START TASK DATA

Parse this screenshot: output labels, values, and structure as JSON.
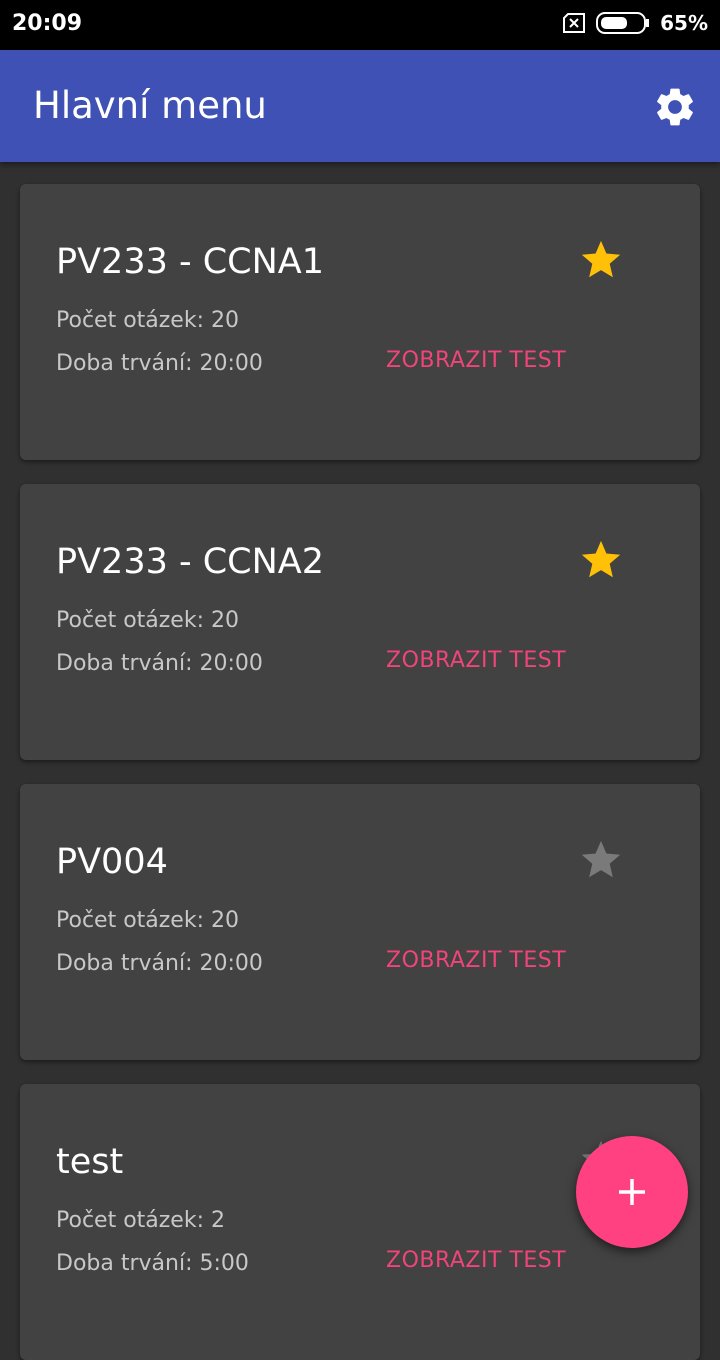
{
  "status_bar": {
    "time": "20:09",
    "battery_percent": "65%",
    "battery_level": 0.65,
    "sim_icon": "no-sim-icon",
    "battery_icon": "battery-icon"
  },
  "app_bar": {
    "title": "Hlavní menu",
    "settings_icon": "gear-icon",
    "color": "#3f51b5"
  },
  "tests": [
    {
      "title": "PV233 - CCNA1",
      "questions": "Počet otázek: 20",
      "duration": "Doba trvání: 20:00",
      "action": "ZOBRAZIT TEST",
      "favorite": true
    },
    {
      "title": "PV233 - CCNA2",
      "questions": "Počet otázek: 20",
      "duration": "Doba trvání: 20:00",
      "action": "ZOBRAZIT TEST",
      "favorite": true
    },
    {
      "title": "PV004",
      "questions": "Počet otázek: 20",
      "duration": "Doba trvání: 20:00",
      "action": "ZOBRAZIT TEST",
      "favorite": false
    },
    {
      "title": "test",
      "questions": "Počet otázek: 2",
      "duration": "Doba trvání: 5:00",
      "action": "ZOBRAZIT TEST",
      "favorite": false
    }
  ],
  "fab": {
    "icon": "plus-icon",
    "color": "#ff4081"
  },
  "colors": {
    "background": "#303030",
    "card": "#424242",
    "accent": "#f0447a",
    "star_active": "#ffc107",
    "star_inactive": "#7a7a7a"
  }
}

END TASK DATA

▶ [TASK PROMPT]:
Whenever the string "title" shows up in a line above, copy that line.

▶ [SOLUTION FOR THIS EXERCISE]:
    "title": "Hlavní menu",
      "title": "PV233 - CCNA1",
      "title": "PV233 - CCNA2",
      "title": "PV004",
      "title": "test",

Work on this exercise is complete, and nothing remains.